Webster student Sabrina Jordan gets her lunch from a vending machine while fellow student Jessica Mercado waits in line behind her. Some students have questioned the placement of the vending machines, which are located in buildings where students are not permitted to eat. PHOTO BY ANAI GUTIERREZ
By Ashtyn Marshall
Some students at Webster Broadcasting and Digital Media Magnet School have wondered why vending machines are not in the cafeteria but are in the buildings where students are not allowed to eat.
Some students began to notice that it was really crowded around all of the vending machines.
The only time students can use the vending machines is during passing period, so not only are kids going to lunch, but they are also switching classes.
That sometimes causes traffic jams in the halls.
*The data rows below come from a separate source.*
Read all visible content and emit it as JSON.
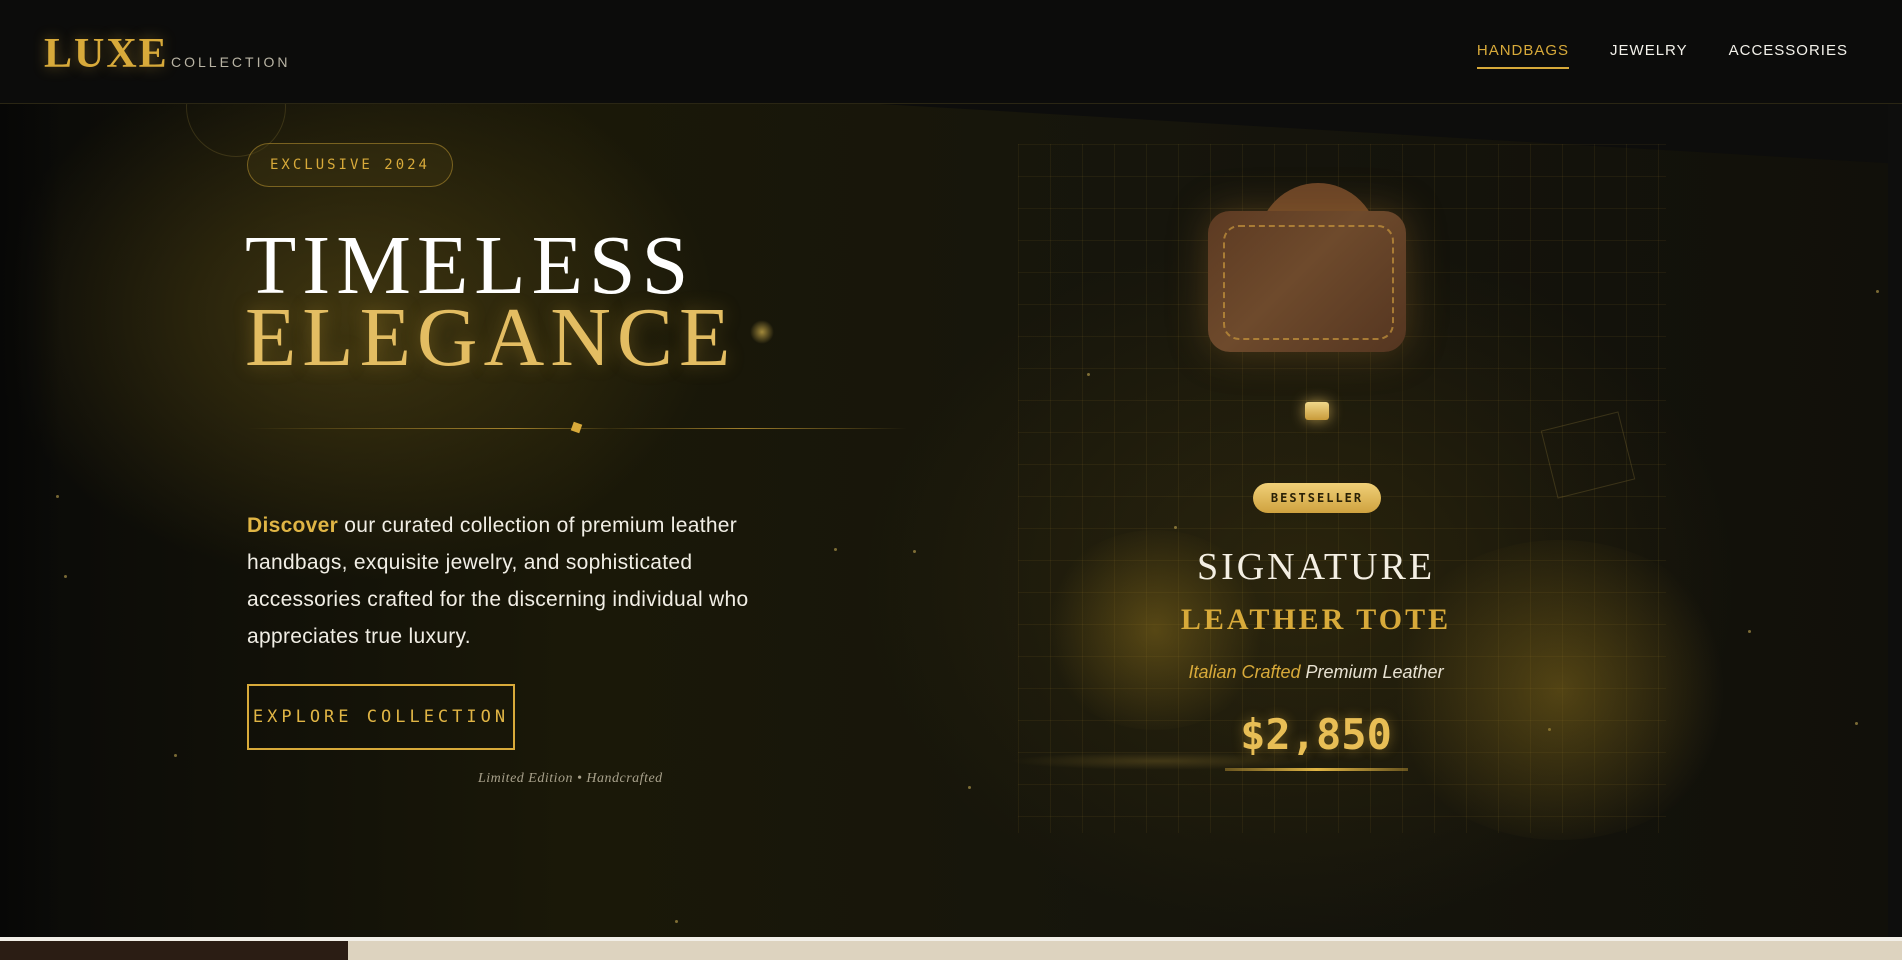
{
  "header": {
    "logo": "LUXE",
    "logo_sub": "COLLECTION",
    "nav": [
      {
        "label": "HANDBAGS",
        "active": true
      },
      {
        "label": "JEWELRY",
        "active": false
      },
      {
        "label": "ACCESSORIES",
        "active": false
      }
    ]
  },
  "hero": {
    "badge": "EXCLUSIVE 2024",
    "title_line1": "TIMELESS",
    "title_line2": "ELEGANCE",
    "description_highlight": "Discover",
    "description_rest": " our curated collection of premium leather handbags, exquisite jewelry, and sophisticated accessories crafted for the discerning individual who appreciates true luxury.",
    "cta_label": "EXPLORE COLLECTION",
    "footnote": "Limited Edition • Handcrafted"
  },
  "product": {
    "badge": "BESTSELLER",
    "title_line1": "SIGNATURE",
    "title_line2": "LEATHER TOTE",
    "subtitle_highlight": "Italian Crafted",
    "subtitle_rest": " Premium Leather",
    "price": "$2,850",
    "icon": "handbag-icon"
  },
  "colors": {
    "accent_gold": "#d8aa3a",
    "background": "#0b0b0a",
    "leather_brown": "#5c3a22"
  }
}
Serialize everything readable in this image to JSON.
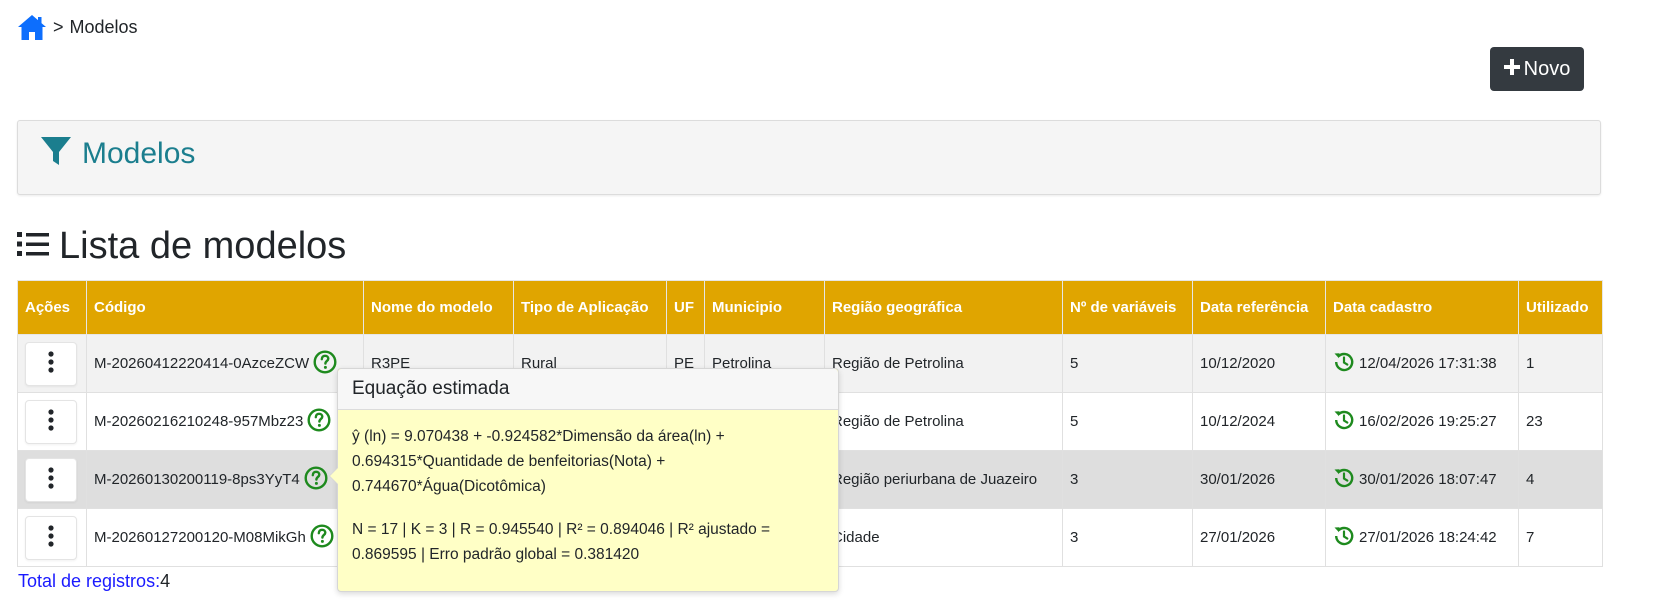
{
  "breadcrumb": {
    "separator": ">",
    "current": "Modelos"
  },
  "toolbar": {
    "novo_label": "Novo"
  },
  "filter_panel": {
    "title": "Modelos"
  },
  "list": {
    "title": "Lista de modelos"
  },
  "table": {
    "headers": [
      "Ações",
      "Código",
      "Nome do modelo",
      "Tipo de Aplicação",
      "UF",
      "Municipio",
      "Região geográfica",
      "Nº de variáveis",
      "Data referência",
      "Data cadastro",
      "Utilizado"
    ],
    "rows": [
      {
        "codigo": "M-20260412220414-0AzceZCW",
        "nome": "R3PE",
        "tipo": "Rural",
        "uf": "PE",
        "municipio": "Petrolina",
        "regiao": "Região de Petrolina",
        "variaveis": "5",
        "data_ref": "10/12/2020",
        "data_cadastro": "12/04/2026 17:31:38",
        "utilizado": "1"
      },
      {
        "codigo": "M-20260216210248-957Mbz23",
        "nome": "",
        "tipo": "",
        "uf": "",
        "municipio": "",
        "regiao": "Região de Petrolina",
        "variaveis": "5",
        "data_ref": "10/12/2024",
        "data_cadastro": "16/02/2026 19:25:27",
        "utilizado": "23"
      },
      {
        "codigo": "M-20260130200119-8ps3YyT4",
        "nome": "",
        "tipo": "",
        "uf": "",
        "municipio": "",
        "regiao": "Região periurbana de Juazeiro",
        "variaveis": "3",
        "data_ref": "30/01/2026",
        "data_cadastro": "30/01/2026 18:07:47",
        "utilizado": "4"
      },
      {
        "codigo": "M-20260127200120-M08MikGh",
        "nome": "",
        "tipo": "",
        "uf": "",
        "municipio": "",
        "regiao": "Cidade",
        "variaveis": "3",
        "data_ref": "27/01/2026",
        "data_cadastro": "27/01/2026 18:24:42",
        "utilizado": "7"
      }
    ]
  },
  "total": {
    "label": "Total de registros:",
    "value": "4"
  },
  "popover": {
    "title": "Equação estimada",
    "equation": "ŷ (ln) = 9.070438 + -0.924582*Dimensão da área(ln) + 0.694315*Quantidade de benfeitorias(Nota) + 0.744670*Água(Dicotômica)",
    "stats": "N = 17 | K = 3 | R = 0.945540 | R² = 0.894046 | R² ajustado = 0.869595 | Erro padrão global = 0.381420"
  },
  "colors": {
    "header": "#e0a500",
    "accent": "#1b7e8e",
    "help": "#1e8a1e",
    "history": "#1e8a1e",
    "popover_bg": "#ffffc6"
  },
  "icons": {
    "home": "home-icon",
    "plus": "plus-icon",
    "filter": "filter-icon",
    "list": "list-icon",
    "kebab": "kebab-icon",
    "help": "help-icon",
    "history": "history-icon"
  }
}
Cassie Hale, a senior this year at Webster, and Jackson Harrison, a sophomore, said the vending machines were in a “weird spot.”
“Considering we aren’t allowed to leave the cafeteria to get things out of the vending machines, I think they should move at least one set over to the cafeteria area,” Hale said.
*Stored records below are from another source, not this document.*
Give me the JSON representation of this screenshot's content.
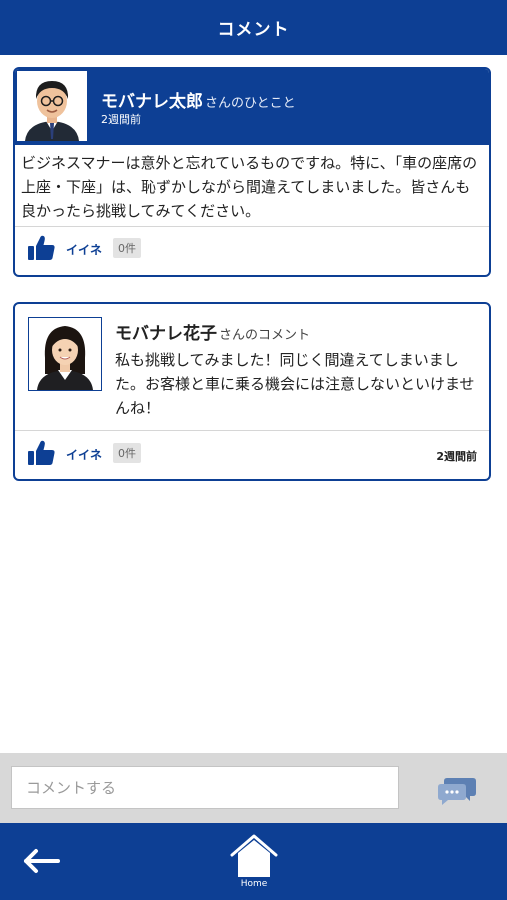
{
  "header": {
    "title": "コメント"
  },
  "post": {
    "author_name": "モバナレ太郎",
    "author_suffix": "さんのひとこと",
    "time": "2週間前",
    "body": "ビジネスマナーは意外と忘れているものですね。特に、「車の座席の上座・下座」は、恥ずかしながら間違えてしまいました。皆さんも良かったら挑戦してみてください。",
    "like_label": "イイネ",
    "like_count": "0件",
    "avatar_icon": "male-avatar"
  },
  "comments": [
    {
      "author_name": "モバナレ花子",
      "author_suffix": "さんのコメント",
      "body": "私も挑戦してみました！同じく間違えてしまいました。お客様と車に乗る機会には注意しないといけませんね！",
      "like_label": "イイネ",
      "like_count": "0件",
      "time": "2週間前",
      "avatar_icon": "female-avatar"
    }
  ],
  "comment_input": {
    "placeholder": "コメントする",
    "value": ""
  },
  "nav": {
    "home_label": "Home"
  },
  "icons": {
    "like": "thumbs-up-icon",
    "send": "chat-bubble-icon",
    "back": "arrow-left-icon",
    "home": "home-icon"
  },
  "colors": {
    "brand": "#0d3f94",
    "input_bar": "#d8d8d8",
    "badge": "#e3e3e3"
  }
}
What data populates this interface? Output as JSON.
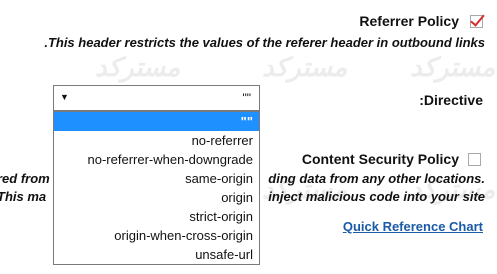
{
  "watermark": "مسترکد",
  "referrer_policy": {
    "title": "Referrer Policy",
    "checked": true,
    "description": ".This header restricts the values of the referer header in outbound links"
  },
  "directive": {
    "label": ":Directive",
    "selected_value": "\"\"",
    "options": [
      "\"\"",
      "no-referrer",
      "no-referrer-when-downgrade",
      "same-origin",
      "origin",
      "strict-origin",
      "origin-when-cross-origin",
      "unsafe-url"
    ]
  },
  "csp": {
    "title": "Content Security Policy",
    "checked": false,
    "desc_line1_left": "red from",
    "desc_line1_right": "ding data from any other locations.",
    "desc_line2_left": "This ma",
    "desc_line2_right": "inject malicious code into your site"
  },
  "quick_reference": "Quick Reference Chart"
}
She feels just one food machine and pop machine would do.
“I think it’s weird because the teachers are always like, ‘No food in class,’ and then right outside the classrooms are the vending machines,” Harrison said.
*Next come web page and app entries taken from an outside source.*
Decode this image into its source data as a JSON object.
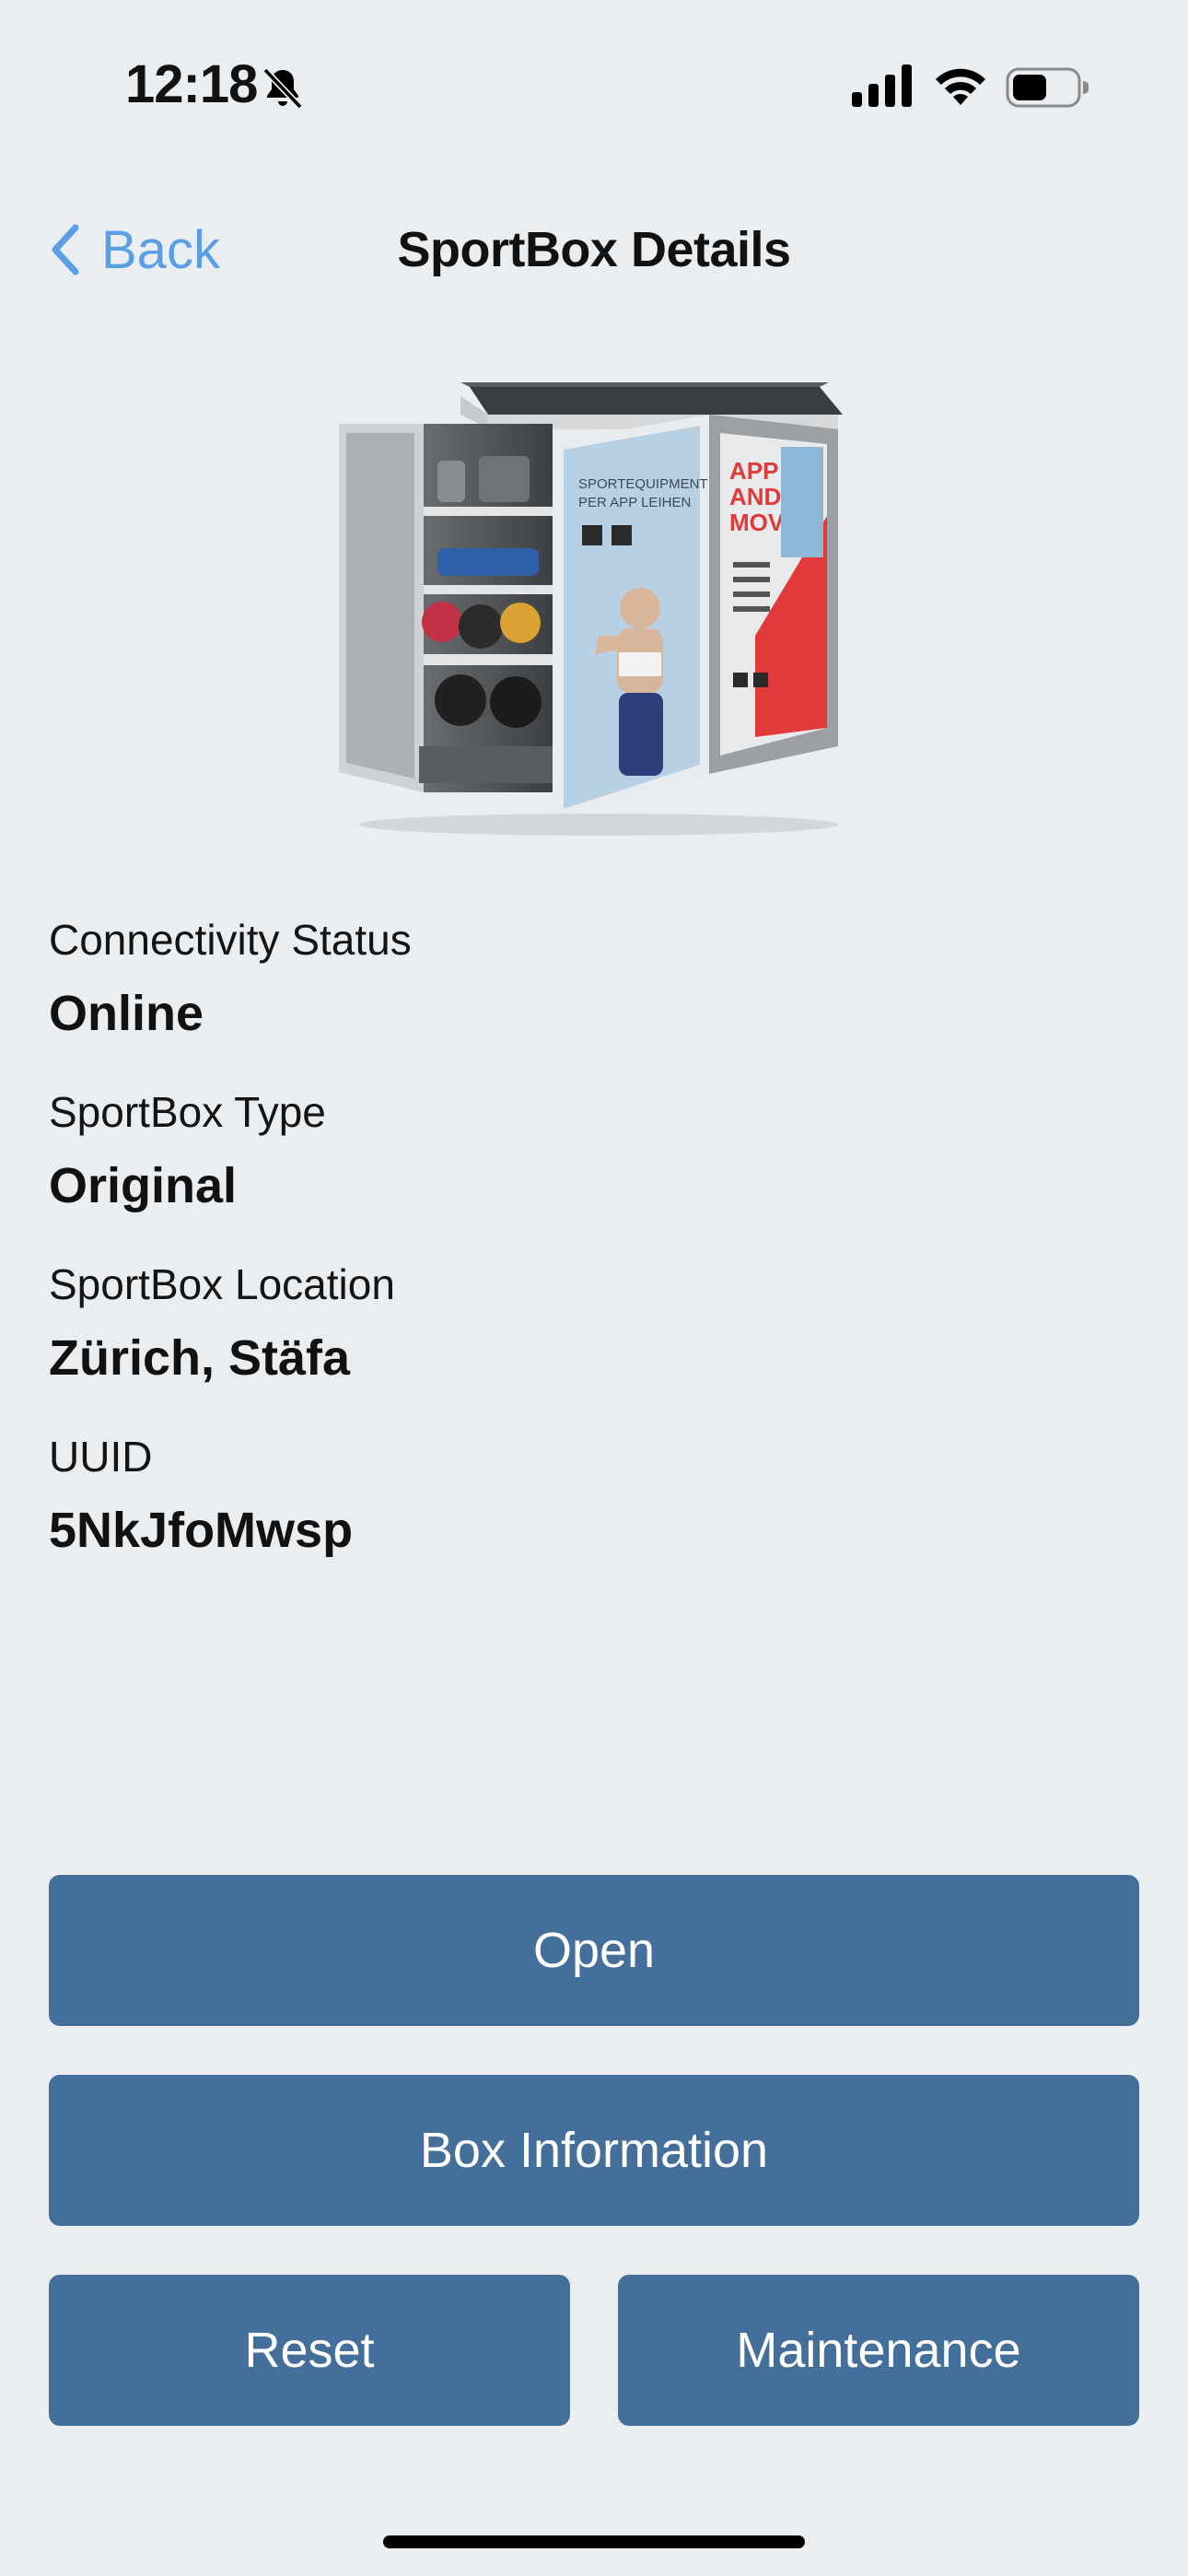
{
  "status_bar": {
    "time": "12:18",
    "icons": [
      "bell-slash-icon",
      "cellular-signal-icon",
      "wifi-icon",
      "battery-icon"
    ]
  },
  "nav": {
    "back_label": "Back",
    "title": "SportBox Details"
  },
  "product_image": {
    "description_icon": "sportbox-cabinet-image",
    "poster_text_1": "SPORTEQUIPMENT PER APP LEIHEN",
    "poster_text_2": "APP AND MOVE"
  },
  "details": [
    {
      "label": "Connectivity Status",
      "value": "Online"
    },
    {
      "label": "SportBox Type",
      "value": "Original"
    },
    {
      "label": "SportBox Location",
      "value": "Zürich, Stäfa"
    },
    {
      "label": "UUID",
      "value": "5NkJfoMwsp"
    }
  ],
  "buttons": {
    "open": "Open",
    "box_information": "Box Information",
    "reset": "Reset",
    "maintenance": "Maintenance"
  },
  "colors": {
    "background": "#ebeef1",
    "button": "#446f9a",
    "link": "#5a9ee6"
  }
}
Hale also said Webster should have regular pop in the vending machines instead of diet.
On the other hand, Harrison thinks that if adults want students to have healthy drinks, instead of diet pop, maybe they could offer fruit juice or V-8.
Harrison said he wants to know why there are so few healthy foods, but adults want students to eat healthier.
Hale pointed out that during the passing period, students don’t have enough time to get anything, and they can’t eat in class anyway.
If they go to the machines nearest to the cafeteria, by the time they get their snack, they’ve wasted half their lunch, she said.
“Why are they put where they are?” Hale asked.
Dale Edwards, former assistant principal at Webster, said back in the 1970s and 1980s, the school used to have vending machines over by the cafeteria, but that was before Sodexo got the contract for the vending machines at Webster.
He said there were too many instances of vandalism and break-ins, so the machines had to be moved.
Edwards said that they can’t be located near the cafeteria now because it causes the lunch program to compete with the vending machines — “sort of a small calamity.”
Access to power was another factor, he said.
“They are located where they are because that’s where the electricity is,” Edwards said.
He also stated that having the pop machines gives more money to the school, so students don’t have to do as many fundraisers.